Regarding speed, we’re not just talking about stealing bases like Jose Reyes. Yes, base stealing is invaluable for getting into scoring position, but offensive speed also helps you leg out infield hits, advance on sacrifice bunts and frustrate your opponent's double-play opportunities.
University of Florida strength and conditioning coordinator Steve Orris calls this “usable speed”— or baseball-specific speed. He says, “What happens is guys have a great 60 [Yard Dash] time and think they are fast, but when you get them in a game and they are running to first, it doesn’t transfer. We try to develop drills to make their speed more specific and usable.”
Usable speed was in striking evidence as the Gators chalked up five runs with a flurry of infield hits, sacrifice bunts, hit-and-runs and sacrifice flys to capture the 2011 SEC Tournament crown.
To enhance usable speed, Orris recommends exercises that address three key aspects of baseball speed—first-step quickness, acceleration, and lateral explosiveness.
Why: Loading one leg with more weight than the other trains you to be explosive when your weight is not centered, similar to your body position after swinging the bat.
Exercise: Preloaded Starts

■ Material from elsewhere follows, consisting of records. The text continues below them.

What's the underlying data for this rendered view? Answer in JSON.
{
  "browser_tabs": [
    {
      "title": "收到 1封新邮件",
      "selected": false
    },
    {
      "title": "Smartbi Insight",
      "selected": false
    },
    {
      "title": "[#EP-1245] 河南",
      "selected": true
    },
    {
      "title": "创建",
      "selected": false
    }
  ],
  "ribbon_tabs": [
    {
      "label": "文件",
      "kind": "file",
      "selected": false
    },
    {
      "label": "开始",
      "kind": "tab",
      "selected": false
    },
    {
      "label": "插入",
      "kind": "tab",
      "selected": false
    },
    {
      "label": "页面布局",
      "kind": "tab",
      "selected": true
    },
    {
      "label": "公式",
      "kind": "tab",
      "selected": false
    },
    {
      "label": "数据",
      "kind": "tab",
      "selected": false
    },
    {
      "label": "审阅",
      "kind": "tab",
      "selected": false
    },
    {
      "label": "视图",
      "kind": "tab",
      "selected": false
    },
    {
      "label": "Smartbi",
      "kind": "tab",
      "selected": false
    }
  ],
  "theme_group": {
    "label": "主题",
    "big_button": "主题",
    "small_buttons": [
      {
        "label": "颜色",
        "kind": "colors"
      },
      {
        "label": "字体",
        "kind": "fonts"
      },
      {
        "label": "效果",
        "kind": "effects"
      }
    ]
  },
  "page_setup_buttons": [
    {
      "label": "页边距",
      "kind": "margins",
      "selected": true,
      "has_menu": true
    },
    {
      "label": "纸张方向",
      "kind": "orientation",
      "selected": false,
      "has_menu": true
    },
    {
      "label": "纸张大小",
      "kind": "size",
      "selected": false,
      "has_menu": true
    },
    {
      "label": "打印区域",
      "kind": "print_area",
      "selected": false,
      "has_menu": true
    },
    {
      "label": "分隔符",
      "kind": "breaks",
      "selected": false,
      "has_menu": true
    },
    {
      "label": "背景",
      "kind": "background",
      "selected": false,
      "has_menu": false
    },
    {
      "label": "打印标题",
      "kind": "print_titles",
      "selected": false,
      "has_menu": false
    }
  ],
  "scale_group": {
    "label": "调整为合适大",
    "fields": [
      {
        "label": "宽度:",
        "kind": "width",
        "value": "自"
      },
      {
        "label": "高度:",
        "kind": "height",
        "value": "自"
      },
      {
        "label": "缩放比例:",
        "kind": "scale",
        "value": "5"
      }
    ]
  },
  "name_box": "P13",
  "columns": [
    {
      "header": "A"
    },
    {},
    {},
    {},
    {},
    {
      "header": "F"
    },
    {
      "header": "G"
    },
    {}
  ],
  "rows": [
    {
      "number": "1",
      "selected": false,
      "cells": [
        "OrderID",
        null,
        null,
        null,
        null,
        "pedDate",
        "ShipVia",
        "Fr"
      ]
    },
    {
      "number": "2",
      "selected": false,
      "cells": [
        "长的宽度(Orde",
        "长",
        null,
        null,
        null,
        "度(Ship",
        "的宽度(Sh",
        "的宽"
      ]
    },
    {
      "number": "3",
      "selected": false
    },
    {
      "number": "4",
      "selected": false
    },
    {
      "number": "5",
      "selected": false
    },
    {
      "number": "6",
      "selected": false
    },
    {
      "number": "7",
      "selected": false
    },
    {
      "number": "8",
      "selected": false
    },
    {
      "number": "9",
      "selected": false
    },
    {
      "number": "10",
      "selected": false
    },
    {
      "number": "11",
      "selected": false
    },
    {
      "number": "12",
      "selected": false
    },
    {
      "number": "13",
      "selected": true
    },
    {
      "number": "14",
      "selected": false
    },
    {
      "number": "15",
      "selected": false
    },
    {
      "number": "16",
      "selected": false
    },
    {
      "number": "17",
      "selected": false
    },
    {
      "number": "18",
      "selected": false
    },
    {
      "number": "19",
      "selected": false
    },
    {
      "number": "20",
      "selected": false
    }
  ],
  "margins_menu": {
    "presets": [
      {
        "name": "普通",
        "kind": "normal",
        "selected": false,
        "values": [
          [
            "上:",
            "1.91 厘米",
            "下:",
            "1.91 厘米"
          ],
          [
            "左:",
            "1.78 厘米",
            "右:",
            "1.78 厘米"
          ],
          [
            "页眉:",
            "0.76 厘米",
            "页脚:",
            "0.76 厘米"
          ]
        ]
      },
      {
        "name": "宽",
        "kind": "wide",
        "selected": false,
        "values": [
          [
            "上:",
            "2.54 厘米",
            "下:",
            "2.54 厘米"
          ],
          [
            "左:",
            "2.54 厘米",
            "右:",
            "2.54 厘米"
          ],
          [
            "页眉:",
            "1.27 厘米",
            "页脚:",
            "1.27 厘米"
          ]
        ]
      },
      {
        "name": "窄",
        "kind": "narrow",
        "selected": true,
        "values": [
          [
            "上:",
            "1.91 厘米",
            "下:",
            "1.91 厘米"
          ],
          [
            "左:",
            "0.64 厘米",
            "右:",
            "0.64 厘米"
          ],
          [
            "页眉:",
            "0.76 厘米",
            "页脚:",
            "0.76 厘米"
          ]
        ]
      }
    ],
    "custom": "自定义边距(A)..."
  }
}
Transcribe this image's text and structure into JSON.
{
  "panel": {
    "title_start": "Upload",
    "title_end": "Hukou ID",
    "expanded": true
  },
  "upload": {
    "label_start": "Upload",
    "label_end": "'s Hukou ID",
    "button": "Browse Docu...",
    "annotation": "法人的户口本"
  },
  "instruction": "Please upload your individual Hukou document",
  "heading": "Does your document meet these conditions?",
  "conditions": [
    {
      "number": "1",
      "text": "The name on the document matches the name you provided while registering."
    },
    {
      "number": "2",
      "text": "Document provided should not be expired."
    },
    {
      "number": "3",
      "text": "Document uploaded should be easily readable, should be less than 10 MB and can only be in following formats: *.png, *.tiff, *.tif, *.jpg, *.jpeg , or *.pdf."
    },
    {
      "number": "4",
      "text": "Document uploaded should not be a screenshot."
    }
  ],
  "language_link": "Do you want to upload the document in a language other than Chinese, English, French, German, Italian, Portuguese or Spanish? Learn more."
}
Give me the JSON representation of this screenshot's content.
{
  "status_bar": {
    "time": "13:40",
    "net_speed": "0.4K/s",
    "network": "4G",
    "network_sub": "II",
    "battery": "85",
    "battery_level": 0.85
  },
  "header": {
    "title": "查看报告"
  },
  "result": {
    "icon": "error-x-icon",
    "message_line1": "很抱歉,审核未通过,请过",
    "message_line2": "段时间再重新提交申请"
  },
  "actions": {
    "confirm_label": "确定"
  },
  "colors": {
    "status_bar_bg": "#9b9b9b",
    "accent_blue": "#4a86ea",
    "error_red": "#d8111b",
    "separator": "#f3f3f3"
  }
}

Reps/Distance: 3x each leg for 30 yards
Coaching Points: Keep hips below shoulders when driving out // Explode into sprint as quickly as possible
Why: Rounding the bases without taking a wide angle or slowing your feet helps you speed up on the base paths.
Coaching Points: Perform in both directions // Start with one box and progress to Figure 8 pattern // Stay tight to cones // Maintain speed around turns // Once improved, accelerate through turns, taking good angles and dipping inside shoulder
Why: Horizontal plyometric drills develop power to explode off one leg and promote higher stride frequency.
Sets/Reps: 6-8x20 yards
Coaching Points: Cover as much ground as possible // Drive arms forward and back // Work for height, not distance
Photo: Tim Casey